- [Excerpted data]
──────

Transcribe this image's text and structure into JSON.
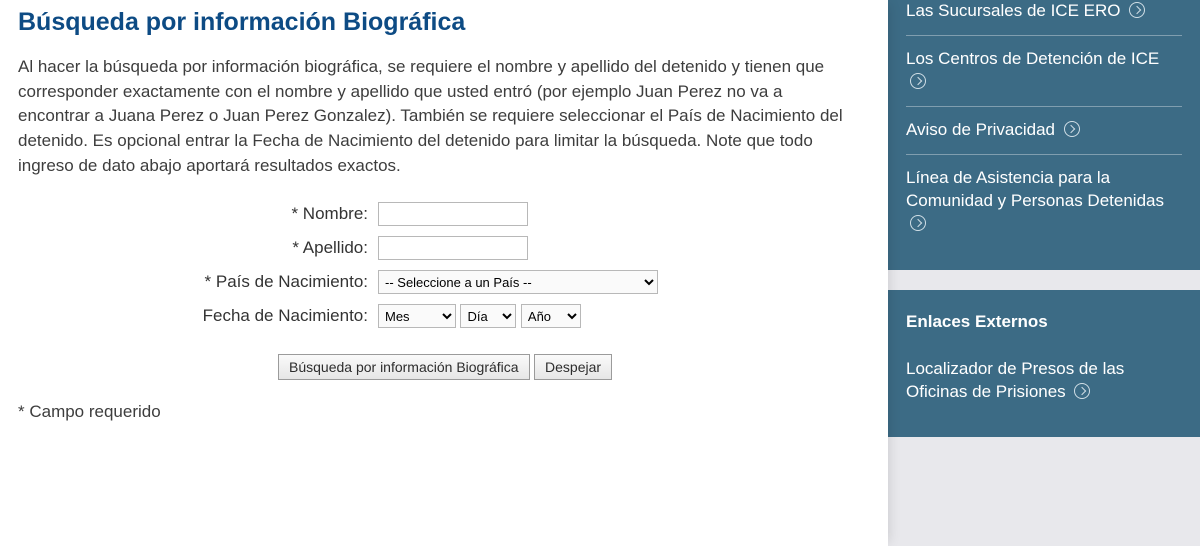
{
  "main": {
    "heading": "Búsqueda por información Biográfica",
    "intro": "Al hacer la búsqueda por información biográfica, se requiere el nombre y apellido del detenido y tienen que corresponder exactamente con el nombre y apellido que usted entró (por ejemplo Juan Perez no va a encontrar a Juana Perez o Juan Perez Gonzalez). También se requiere seleccionar el País de Nacimiento del detenido. Es opcional entrar la Fecha de Nacimiento del detenido para limitar la búsqueda. Note que todo ingreso de dato abajo aportará resultados exactos.",
    "labels": {
      "first_name": "* Nombre:",
      "last_name": "* Apellido:",
      "country": "* País de Nacimiento:",
      "dob": "Fecha de Nacimiento:"
    },
    "options": {
      "country_placeholder": "-- Seleccione a un País --",
      "month_placeholder": "Mes",
      "day_placeholder": "Día",
      "year_placeholder": "Año"
    },
    "buttons": {
      "search": "Búsqueda por información Biográfica",
      "clear": "Despejar"
    },
    "required_note": "* Campo requerido"
  },
  "sidebar": {
    "group1": {
      "links": [
        "Las Sucursales de ICE ERO",
        "Los Centros de Detención de ICE",
        "Aviso de Privacidad",
        "Línea de Asistencia para la Comunidad y Personas Detenidas"
      ]
    },
    "group2": {
      "title": "Enlaces Externos",
      "links": [
        "Localizador de Presos de las Oficinas de Prisiones"
      ]
    }
  }
}
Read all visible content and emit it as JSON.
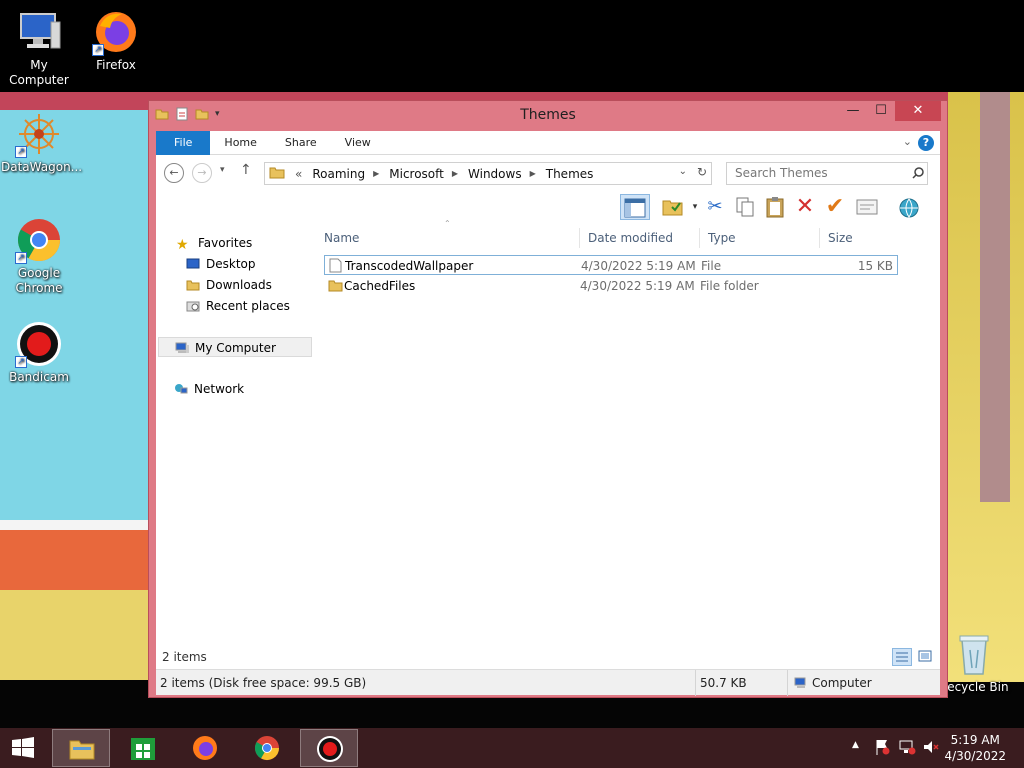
{
  "desktop": {
    "icons": [
      {
        "label": "My Computer"
      },
      {
        "label": "Firefox"
      },
      {
        "label": "DataWagon..."
      },
      {
        "label": "Google Chrome"
      },
      {
        "label": "Bandicam"
      },
      {
        "label": "Recycle Bin"
      }
    ]
  },
  "window": {
    "title": "Themes",
    "controls": {
      "minimize": "—",
      "maximize": "☐",
      "close": "✕"
    },
    "ribbon_tabs": [
      "File",
      "Home",
      "Share",
      "View"
    ],
    "help": "?",
    "address": {
      "prefix": "«",
      "crumbs": [
        "Roaming",
        "Microsoft",
        "Windows",
        "Themes"
      ]
    },
    "search_placeholder": "Search Themes",
    "nav": {
      "favorites": "Favorites",
      "desktop": "Desktop",
      "downloads": "Downloads",
      "recent": "Recent places",
      "my_computer": "My Computer",
      "network": "Network"
    },
    "columns": [
      "Name",
      "Date modified",
      "Type",
      "Size"
    ],
    "files": [
      {
        "name": "TranscodedWallpaper",
        "date": "4/30/2022 5:19 AM",
        "type": "File",
        "size": "15 KB"
      },
      {
        "name": "CachedFiles",
        "date": "4/30/2022 5:19 AM",
        "type": "File folder",
        "size": ""
      }
    ],
    "item_count": "2 items",
    "status": {
      "summary": "2 items (Disk free space: 99.5 GB)",
      "size": "50.7 KB",
      "location": "Computer"
    }
  },
  "taskbar": {
    "time": "5:19 AM",
    "date": "4/30/2022"
  },
  "colors": {
    "window_frame": "#df7a86",
    "accent_blue": "#1979ca",
    "close_red": "#c84653",
    "taskbar": "#3a1c1f"
  }
}
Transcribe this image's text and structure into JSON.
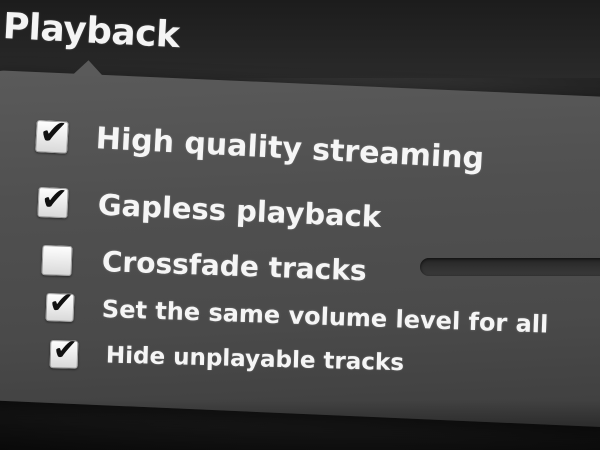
{
  "section": {
    "title": "Playback"
  },
  "options": [
    {
      "label": "High quality streaming",
      "checked": true
    },
    {
      "label": "Gapless playback",
      "checked": true
    },
    {
      "label": "Crossfade tracks",
      "checked": false
    },
    {
      "label": "Set the same volume level for all",
      "checked": true
    },
    {
      "label": "Hide unplayable tracks",
      "checked": true
    }
  ],
  "check_glyph": "✔"
}
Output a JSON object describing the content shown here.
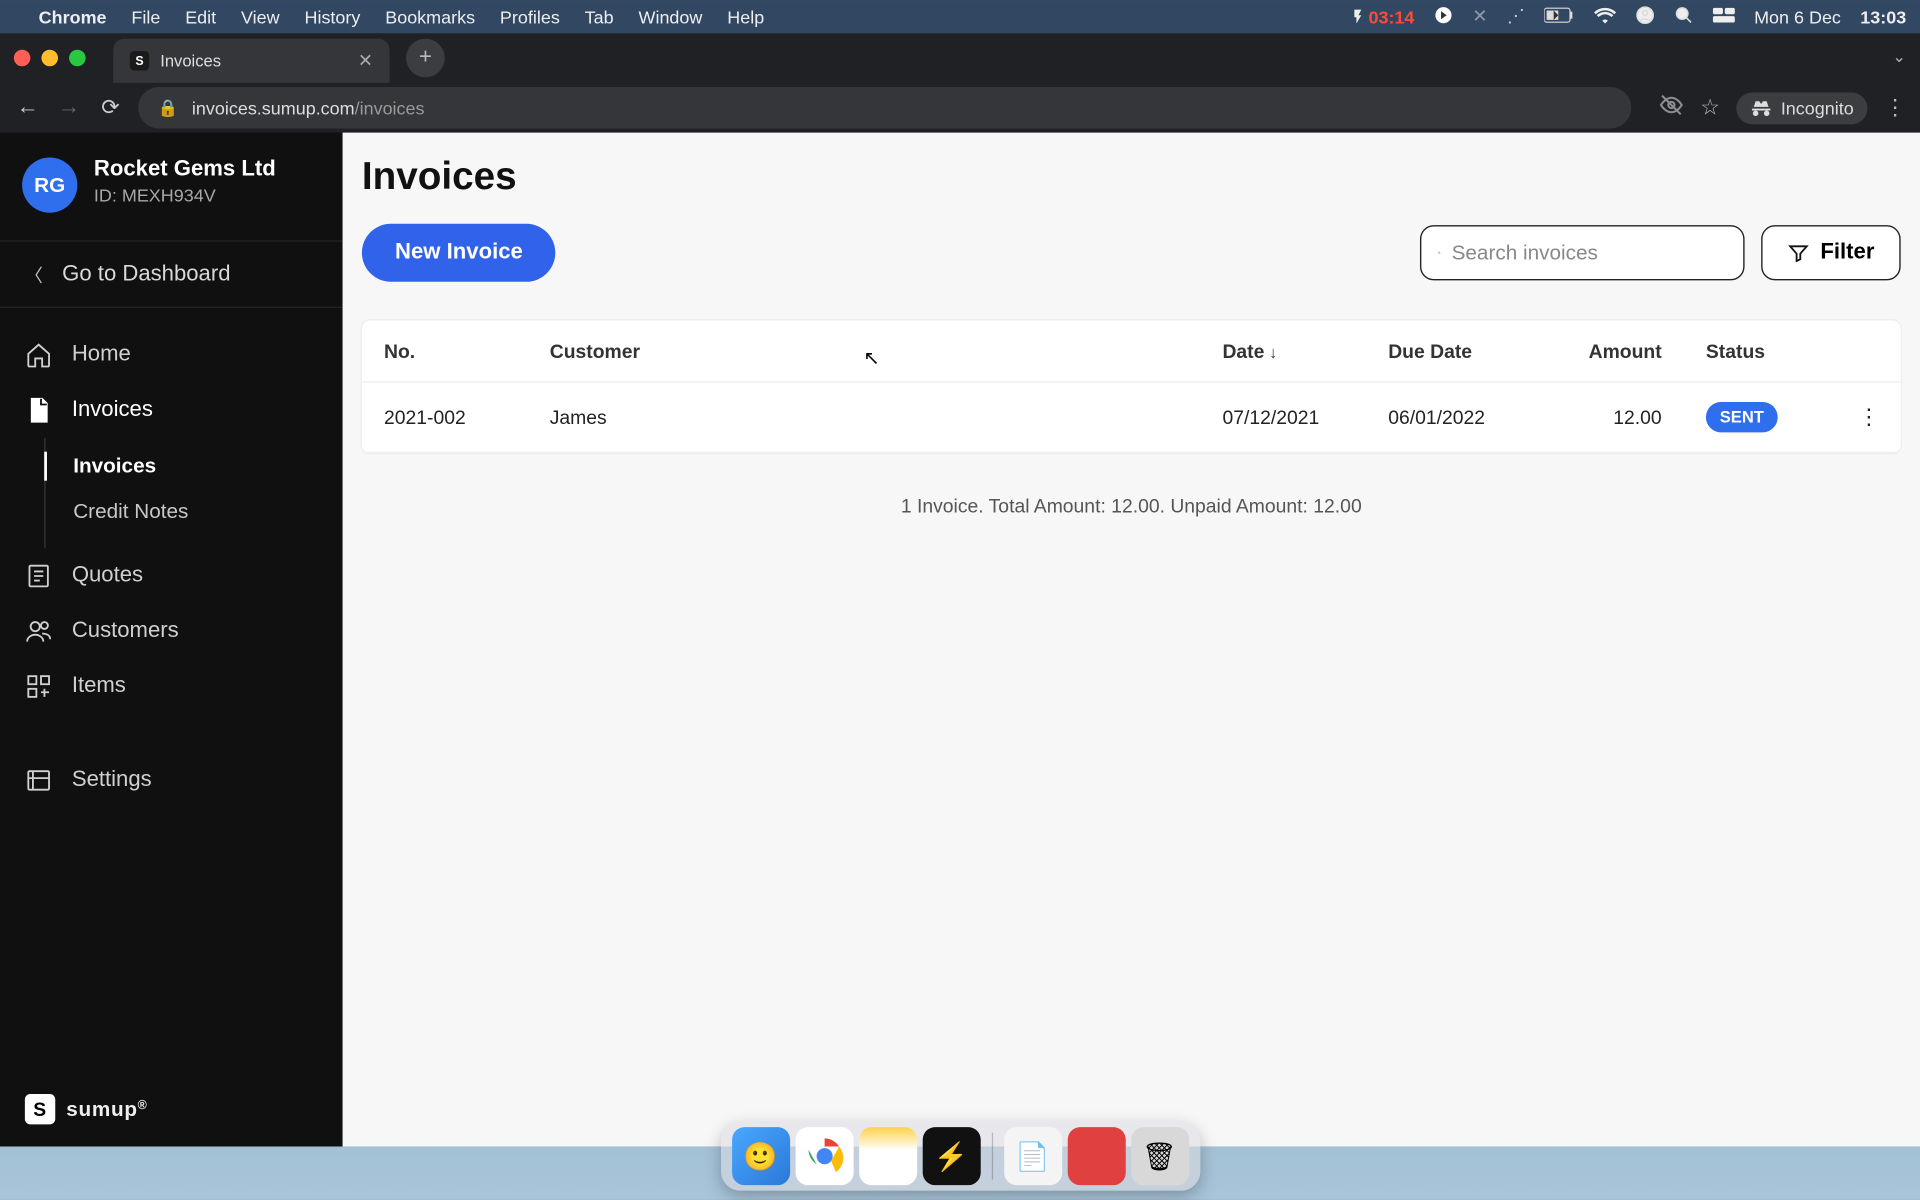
{
  "mac_menu": {
    "app": "Chrome",
    "items": [
      "File",
      "Edit",
      "View",
      "History",
      "Bookmarks",
      "Profiles",
      "Tab",
      "Window",
      "Help"
    ],
    "battery_time": "03:14",
    "date": "Mon 6 Dec",
    "clock": "13:03"
  },
  "browser": {
    "tab_title": "Invoices",
    "url_host": "invoices.sumup.com",
    "url_path": "/invoices",
    "incognito_label": "Incognito"
  },
  "sidebar": {
    "avatar_initials": "RG",
    "company_name": "Rocket Gems Ltd",
    "company_id": "ID: MEXH934V",
    "go_dashboard": "Go to Dashboard",
    "items": [
      {
        "label": "Home"
      },
      {
        "label": "Invoices"
      },
      {
        "label": "Quotes"
      },
      {
        "label": "Customers"
      },
      {
        "label": "Items"
      },
      {
        "label": "Settings"
      }
    ],
    "sub_invoices": {
      "invoices": "Invoices",
      "credit_notes": "Credit Notes"
    },
    "brand": "sumup"
  },
  "page": {
    "title": "Invoices",
    "new_invoice": "New Invoice",
    "search_placeholder": "Search invoices",
    "filter": "Filter"
  },
  "table": {
    "headers": {
      "no": "No.",
      "customer": "Customer",
      "date": "Date",
      "due_date": "Due Date",
      "amount": "Amount",
      "status": "Status"
    },
    "rows": [
      {
        "no": "2021-002",
        "customer": "James",
        "date": "07/12/2021",
        "due_date": "06/01/2022",
        "amount": "12.00",
        "status": "SENT"
      }
    ],
    "summary": "1 Invoice. Total Amount: 12.00. Unpaid Amount: 12.00"
  }
}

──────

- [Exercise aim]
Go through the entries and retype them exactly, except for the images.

- [Answer box]
Transcribe this image's text and structure into JSON.
{
  "main": {
    "heading": "Búsqueda por información Biográfica",
    "intro": "Al hacer la búsqueda por información biográfica, se requiere el nombre y apellido del detenido y tienen que corresponder exactamente con el nombre y apellido que usted entró (por ejemplo Juan Perez no va a encontrar a Juana Perez o Juan Perez Gonzalez). También se requiere seleccionar el País de Nacimiento del detenido. Es opcional entrar la Fecha de Nacimiento del detenido para limitar la búsqueda. Note que todo ingreso de dato abajo aportará resultados exactos.",
    "labels": {
      "first_name": "* Nombre:",
      "last_name": "* Apellido:",
      "country": "* País de Nacimiento:",
      "dob": "Fecha de Nacimiento:"
    },
    "options": {
      "country_placeholder": "-- Seleccione a un País --",
      "month_placeholder": "Mes",
      "day_placeholder": "Día",
      "year_placeholder": "Año"
    },
    "buttons": {
      "search": "Búsqueda por información Biográfica",
      "clear": "Despejar"
    },
    "required_note": "* Campo requerido"
  },
  "sidebar": {
    "group1": {
      "links": [
        "Las Sucursales de ICE ERO",
        "Los Centros de Detención de ICE",
        "Aviso de Privacidad",
        "Línea de Asistencia para la Comunidad y Personas Detenidas"
      ]
    },
    "group2": {
      "title": "Enlaces Externos",
      "links": [
        "Localizador de Presos de las Oficinas de Prisiones"
      ]
    }
  }
}
Read all visible content and emit it as JSON.
{
  "desktop": {
    "icons": [
      {
        "label": "My Computer"
      },
      {
        "label": "Firefox"
      },
      {
        "label": "DataWagon..."
      },
      {
        "label": "Google Chrome"
      },
      {
        "label": "Bandicam"
      },
      {
        "label": "Recycle Bin"
      }
    ]
  },
  "window": {
    "title": "Themes",
    "controls": {
      "minimize": "—",
      "maximize": "☐",
      "close": "✕"
    },
    "ribbon_tabs": [
      "File",
      "Home",
      "Share",
      "View"
    ],
    "help": "?",
    "address": {
      "prefix": "«",
      "crumbs": [
        "Roaming",
        "Microsoft",
        "Windows",
        "Themes"
      ]
    },
    "search_placeholder": "Search Themes",
    "nav": {
      "favorites": "Favorites",
      "desktop": "Desktop",
      "downloads": "Downloads",
      "recent": "Recent places",
      "my_computer": "My Computer",
      "network": "Network"
    },
    "columns": [
      "Name",
      "Date modified",
      "Type",
      "Size"
    ],
    "files": [
      {
        "name": "TranscodedWallpaper",
        "date": "4/30/2022 5:19 AM",
        "type": "File",
        "size": "15 KB"
      },
      {
        "name": "CachedFiles",
        "date": "4/30/2022 5:19 AM",
        "type": "File folder",
        "size": ""
      }
    ],
    "item_count": "2 items",
    "status": {
      "summary": "2 items (Disk free space: 99.5 GB)",
      "size": "50.7 KB",
      "location": "Computer"
    }
  },
  "taskbar": {
    "time": "5:19 AM",
    "date": "4/30/2022"
  },
  "colors": {
    "window_frame": "#df7a86",
    "accent_blue": "#1979ca",
    "close_red": "#c84653",
    "taskbar": "#3a1c1f"
  }
}
Transcribe this image's text and structure into JSON.
{
  "section": {
    "title": "Playback"
  },
  "options": [
    {
      "label": "High quality streaming",
      "checked": true
    },
    {
      "label": "Gapless playback",
      "checked": true
    },
    {
      "label": "Crossfade tracks",
      "checked": false
    },
    {
      "label": "Set the same volume level for all",
      "checked": true
    },
    {
      "label": "Hide unplayable tracks",
      "checked": true
    }
  ],
  "check_glyph": "✔"
}
Output a JSON object describing the content shown here.
{
  "mac_menu": {
    "app": "Chrome",
    "items": [
      "File",
      "Edit",
      "View",
      "History",
      "Bookmarks",
      "Profiles",
      "Tab",
      "Window",
      "Help"
    ],
    "battery_time": "03:14",
    "date": "Mon 6 Dec",
    "clock": "13:03"
  },
  "browser": {
    "tab_title": "Invoices",
    "url_host": "invoices.sumup.com",
    "url_path": "/invoices",
    "incognito_label": "Incognito"
  },
  "sidebar": {
    "avatar_initials": "RG",
    "company_name": "Rocket Gems Ltd",
    "company_id": "ID: MEXH934V",
    "go_dashboard": "Go to Dashboard",
    "items": [
      {
        "label": "Home"
      },
      {
        "label": "Invoices"
      },
      {
        "label": "Quotes"
      },
      {
        "label": "Customers"
      },
      {
        "label": "Items"
      },
      {
        "label": "Settings"
      }
    ],
    "sub_invoices": {
      "invoices": "Invoices",
      "credit_notes": "Credit Notes"
    },
    "brand": "sumup"
  },
  "page": {
    "title": "Invoices",
    "new_invoice": "New Invoice",
    "search_placeholder": "Search invoices",
    "filter": "Filter"
  },
  "table": {
    "headers": {
      "no": "No.",
      "customer": "Customer",
      "date": "Date",
      "due_date": "Due Date",
      "amount": "Amount",
      "status": "Status"
    },
    "rows": [
      {
        "no": "2021-002",
        "customer": "James",
        "date": "07/12/2021",
        "due_date": "06/01/2022",
        "amount": "12.00",
        "status": "SENT"
      }
    ],
    "summary": "1 Invoice. Total Amount: 12.00. Unpaid Amount: 12.00"
  }
}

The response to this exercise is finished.